**Given entries**
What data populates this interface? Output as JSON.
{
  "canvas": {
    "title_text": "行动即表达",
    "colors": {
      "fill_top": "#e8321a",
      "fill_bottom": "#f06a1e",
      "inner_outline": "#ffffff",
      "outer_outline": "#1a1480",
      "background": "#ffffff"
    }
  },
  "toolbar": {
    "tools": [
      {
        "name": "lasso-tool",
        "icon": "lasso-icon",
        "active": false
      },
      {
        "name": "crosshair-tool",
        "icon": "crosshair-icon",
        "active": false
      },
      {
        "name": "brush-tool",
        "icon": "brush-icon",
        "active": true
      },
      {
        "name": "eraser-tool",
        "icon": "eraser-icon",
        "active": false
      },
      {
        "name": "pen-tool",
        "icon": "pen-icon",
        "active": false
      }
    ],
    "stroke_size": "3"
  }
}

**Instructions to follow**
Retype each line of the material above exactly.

**Completed task**
What data populates this interface? Output as JSON.
{
  "canvas": {
    "title_text": "行动即表达",
    "colors": {
      "fill_top": "#e8321a",
      "fill_bottom": "#f06a1e",
      "inner_outline": "#ffffff",
      "outer_outline": "#1a1480",
      "background": "#ffffff"
    }
  },
  "toolbar": {
    "tools": [
      {
        "name": "lasso-tool",
        "icon": "lasso-icon",
        "active": false
      },
      {
        "name": "crosshair-tool",
        "icon": "crosshair-icon",
        "active": false
      },
      {
        "name": "brush-tool",
        "icon": "brush-icon",
        "active": true
      },
      {
        "name": "eraser-tool",
        "icon": "eraser-icon",
        "active": false
      },
      {
        "name": "pen-tool",
        "icon": "pen-icon",
        "active": false
      }
    ],
    "stroke_size": "3"
  }
}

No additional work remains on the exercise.